[[ RECORDED DATA, beginning ]]

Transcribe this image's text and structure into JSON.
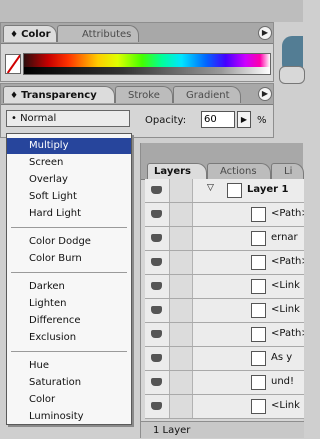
{
  "color_panel": {
    "tabs": [
      {
        "label": "Color",
        "active": true
      },
      {
        "label": "Attributes",
        "active": false
      }
    ],
    "menu_glyph": "▶"
  },
  "transparency_panel": {
    "tabs": [
      {
        "label": "Transparency",
        "active": true
      },
      {
        "label": "Stroke",
        "active": false
      },
      {
        "label": "Gradient",
        "active": false
      }
    ],
    "menu_glyph": "▶",
    "blend_mode": "Normal",
    "opacity_label": "Opacity:",
    "opacity_value": "60",
    "opacity_unit": "%",
    "arrow_glyph": "▶"
  },
  "blend_menu": {
    "items": [
      "Multiply",
      "Screen",
      "Overlay",
      "Soft Light",
      "Hard Light",
      "Color Dodge",
      "Color Burn",
      "Darken",
      "Lighten",
      "Difference",
      "Exclusion",
      "Hue",
      "Saturation",
      "Color",
      "Luminosity"
    ],
    "selected": "Multiply"
  },
  "layers_panel": {
    "tabs": [
      {
        "label": "Layers",
        "active": true
      },
      {
        "label": "Actions",
        "active": false
      },
      {
        "label": "Li",
        "active": false
      }
    ],
    "rows": [
      {
        "name": "Layer 1",
        "top_level": true
      },
      {
        "name": "<Path>",
        "top_level": false
      },
      {
        "name": "ernar",
        "top_level": false
      },
      {
        "name": "<Path>",
        "top_level": false
      },
      {
        "name": "<Link",
        "top_level": false
      },
      {
        "name": "<Link",
        "top_level": false
      },
      {
        "name": "<Path>",
        "top_level": false
      },
      {
        "name": "As y",
        "top_level": false
      },
      {
        "name": "und!",
        "top_level": false
      },
      {
        "name": "<Link",
        "top_level": false
      }
    ],
    "status": "1 Layer"
  },
  "colors": {
    "selection": "#27459c",
    "panel_bg": "#d6d6d6"
  }
}
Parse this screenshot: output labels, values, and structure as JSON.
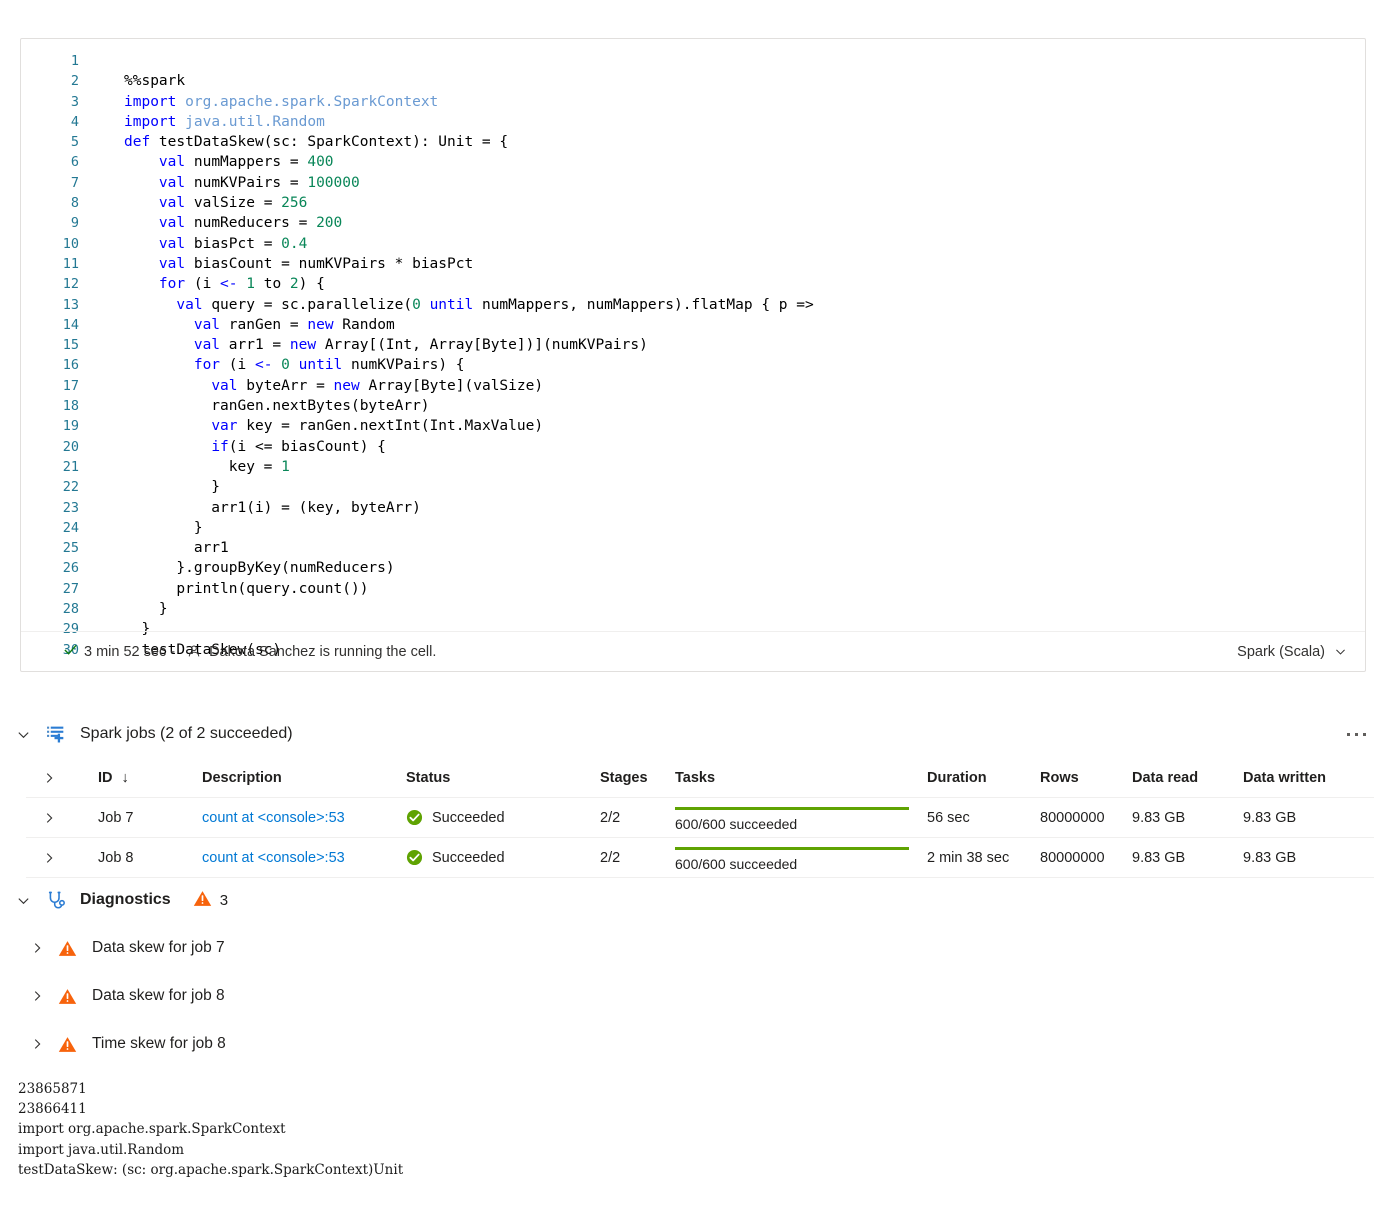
{
  "cell": {
    "language": "Spark (Scala)",
    "status": {
      "duration": "3 min 52 sec -",
      "message": "Dakota Sanchez is running the cell.",
      "check_icon": "checkmark-icon",
      "person_icon": "person-icon"
    },
    "code_lines": [
      {
        "n": "1",
        "tokens": []
      },
      {
        "n": "2",
        "tokens": [
          {
            "t": "%%spark",
            "c": "plain"
          }
        ]
      },
      {
        "n": "3",
        "tokens": [
          {
            "t": "import",
            "c": "kw"
          },
          {
            "t": " ",
            "c": "plain"
          },
          {
            "t": "org.apache.spark.SparkContext",
            "c": "pkg"
          }
        ]
      },
      {
        "n": "4",
        "tokens": [
          {
            "t": "import",
            "c": "kw"
          },
          {
            "t": " ",
            "c": "plain"
          },
          {
            "t": "java.util.Random",
            "c": "pkg"
          }
        ]
      },
      {
        "n": "5",
        "tokens": [
          {
            "t": "def",
            "c": "kw"
          },
          {
            "t": " testDataSkew(sc: SparkContext): Unit = {",
            "c": "plain"
          }
        ]
      },
      {
        "n": "6",
        "tokens": [
          {
            "t": "    ",
            "c": "plain"
          },
          {
            "t": "val",
            "c": "kw"
          },
          {
            "t": " numMappers = ",
            "c": "plain"
          },
          {
            "t": "400",
            "c": "num"
          }
        ]
      },
      {
        "n": "7",
        "tokens": [
          {
            "t": "    ",
            "c": "plain"
          },
          {
            "t": "val",
            "c": "kw"
          },
          {
            "t": " numKVPairs = ",
            "c": "plain"
          },
          {
            "t": "100000",
            "c": "num"
          }
        ]
      },
      {
        "n": "8",
        "tokens": [
          {
            "t": "    ",
            "c": "plain"
          },
          {
            "t": "val",
            "c": "kw"
          },
          {
            "t": " valSize = ",
            "c": "plain"
          },
          {
            "t": "256",
            "c": "num"
          }
        ]
      },
      {
        "n": "9",
        "tokens": [
          {
            "t": "    ",
            "c": "plain"
          },
          {
            "t": "val",
            "c": "kw"
          },
          {
            "t": " numReducers = ",
            "c": "plain"
          },
          {
            "t": "200",
            "c": "num"
          }
        ]
      },
      {
        "n": "10",
        "tokens": [
          {
            "t": "    ",
            "c": "plain"
          },
          {
            "t": "val",
            "c": "kw"
          },
          {
            "t": " biasPct = ",
            "c": "plain"
          },
          {
            "t": "0.4",
            "c": "num"
          }
        ]
      },
      {
        "n": "11",
        "tokens": [
          {
            "t": "    ",
            "c": "plain"
          },
          {
            "t": "val",
            "c": "kw"
          },
          {
            "t": " biasCount = numKVPairs * biasPct",
            "c": "plain"
          }
        ]
      },
      {
        "n": "12",
        "tokens": [
          {
            "t": "    ",
            "c": "plain"
          },
          {
            "t": "for",
            "c": "kw"
          },
          {
            "t": " (i ",
            "c": "plain"
          },
          {
            "t": "<-",
            "c": "kw"
          },
          {
            "t": " ",
            "c": "plain"
          },
          {
            "t": "1",
            "c": "num"
          },
          {
            "t": " to ",
            "c": "plain"
          },
          {
            "t": "2",
            "c": "num"
          },
          {
            "t": ") {",
            "c": "plain"
          }
        ]
      },
      {
        "n": "13",
        "tokens": [
          {
            "t": "      ",
            "c": "plain"
          },
          {
            "t": "val",
            "c": "kw"
          },
          {
            "t": " query = sc.parallelize(",
            "c": "plain"
          },
          {
            "t": "0",
            "c": "num"
          },
          {
            "t": " until",
            "c": "kw"
          },
          {
            "t": " numMappers, numMappers).flatMap { p =>",
            "c": "plain"
          }
        ]
      },
      {
        "n": "14",
        "tokens": [
          {
            "t": "        ",
            "c": "plain"
          },
          {
            "t": "val",
            "c": "kw"
          },
          {
            "t": " ranGen = ",
            "c": "plain"
          },
          {
            "t": "new",
            "c": "kw"
          },
          {
            "t": " Random",
            "c": "plain"
          }
        ]
      },
      {
        "n": "15",
        "tokens": [
          {
            "t": "        ",
            "c": "plain"
          },
          {
            "t": "val",
            "c": "kw"
          },
          {
            "t": " arr1 = ",
            "c": "plain"
          },
          {
            "t": "new",
            "c": "kw"
          },
          {
            "t": " Array[(Int, Array[Byte])](numKVPairs)",
            "c": "plain"
          }
        ]
      },
      {
        "n": "16",
        "tokens": [
          {
            "t": "        ",
            "c": "plain"
          },
          {
            "t": "for",
            "c": "kw"
          },
          {
            "t": " (i ",
            "c": "plain"
          },
          {
            "t": "<-",
            "c": "kw"
          },
          {
            "t": " ",
            "c": "plain"
          },
          {
            "t": "0",
            "c": "num"
          },
          {
            "t": " until",
            "c": "kw"
          },
          {
            "t": " numKVPairs) {",
            "c": "plain"
          }
        ]
      },
      {
        "n": "17",
        "tokens": [
          {
            "t": "          ",
            "c": "plain"
          },
          {
            "t": "val",
            "c": "kw"
          },
          {
            "t": " byteArr = ",
            "c": "plain"
          },
          {
            "t": "new",
            "c": "kw"
          },
          {
            "t": " Array[Byte](valSize)",
            "c": "plain"
          }
        ]
      },
      {
        "n": "18",
        "tokens": [
          {
            "t": "          ranGen.nextBytes(byteArr)",
            "c": "plain"
          }
        ]
      },
      {
        "n": "19",
        "tokens": [
          {
            "t": "          ",
            "c": "plain"
          },
          {
            "t": "var",
            "c": "kw"
          },
          {
            "t": " key = ranGen.nextInt(Int.MaxValue)",
            "c": "plain"
          }
        ]
      },
      {
        "n": "20",
        "tokens": [
          {
            "t": "          ",
            "c": "plain"
          },
          {
            "t": "if",
            "c": "kw"
          },
          {
            "t": "(i <= biasCount) {",
            "c": "plain"
          }
        ]
      },
      {
        "n": "21",
        "tokens": [
          {
            "t": "            key = ",
            "c": "plain"
          },
          {
            "t": "1",
            "c": "num"
          }
        ]
      },
      {
        "n": "22",
        "tokens": [
          {
            "t": "          }",
            "c": "plain"
          }
        ]
      },
      {
        "n": "23",
        "tokens": [
          {
            "t": "          arr1(i) = (key, byteArr)",
            "c": "plain"
          }
        ]
      },
      {
        "n": "24",
        "tokens": [
          {
            "t": "        }",
            "c": "plain"
          }
        ]
      },
      {
        "n": "25",
        "tokens": [
          {
            "t": "        arr1",
            "c": "plain"
          }
        ]
      },
      {
        "n": "26",
        "tokens": [
          {
            "t": "      }.groupByKey(numReducers)",
            "c": "plain"
          }
        ]
      },
      {
        "n": "27",
        "tokens": [
          {
            "t": "      println(query.count())",
            "c": "plain"
          }
        ]
      },
      {
        "n": "28",
        "tokens": [
          {
            "t": "    }",
            "c": "plain"
          }
        ]
      },
      {
        "n": "29",
        "tokens": [
          {
            "t": "  }",
            "c": "plain"
          }
        ]
      },
      {
        "n": "30",
        "tokens": [
          {
            "t": "  testDataSkew(sc)",
            "c": "plain"
          }
        ]
      }
    ]
  },
  "spark_jobs": {
    "title": "Spark jobs (2 of 2 succeeded)",
    "icon": "spark-jobs-icon",
    "chevron": "chevron-down-icon",
    "more_icon": "more-options-icon",
    "columns": {
      "id": "ID",
      "sort_arrow": "↓",
      "description": "Description",
      "status": "Status",
      "stages": "Stages",
      "tasks": "Tasks",
      "duration": "Duration",
      "rows": "Rows",
      "data_read": "Data read",
      "data_written": "Data written"
    },
    "rows": [
      {
        "id": "Job 7",
        "description": "count at <console>:53",
        "status": "Succeeded",
        "stages": "2/2",
        "tasks": "600/600 succeeded",
        "tasks_progress": 100,
        "duration": "56 sec",
        "rows": "80000000",
        "data_read": "9.83 GB",
        "data_written": "9.83 GB"
      },
      {
        "id": "Job 8",
        "description": "count at <console>:53",
        "status": "Succeeded",
        "stages": "2/2",
        "tasks": "600/600 succeeded",
        "tasks_progress": 100,
        "duration": "2 min 38 sec",
        "rows": "80000000",
        "data_read": "9.83 GB",
        "data_written": "9.83 GB"
      }
    ]
  },
  "diagnostics": {
    "title": "Diagnostics",
    "icon": "stethoscope-icon",
    "chevron": "chevron-down-icon",
    "warning_count": "3",
    "items": [
      {
        "label": "Data skew for job 7"
      },
      {
        "label": "Data skew for job 8"
      },
      {
        "label": "Time skew for job 8"
      }
    ]
  },
  "output": {
    "lines": [
      "23865871",
      "23866411",
      "import org.apache.spark.SparkContext",
      "import java.util.Random",
      "testDataSkew: (sc: org.apache.spark.SparkContext)Unit"
    ]
  },
  "colors": {
    "accent": "#0078d4",
    "success": "#5fa302",
    "warning": "#f7630c",
    "keyword": "#0000ff",
    "number": "#098658",
    "package": "#6a9ad2",
    "linenum": "#237893"
  }
}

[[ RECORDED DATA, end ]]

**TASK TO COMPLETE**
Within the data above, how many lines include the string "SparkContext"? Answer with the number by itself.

**RESPONSE BELOW**
4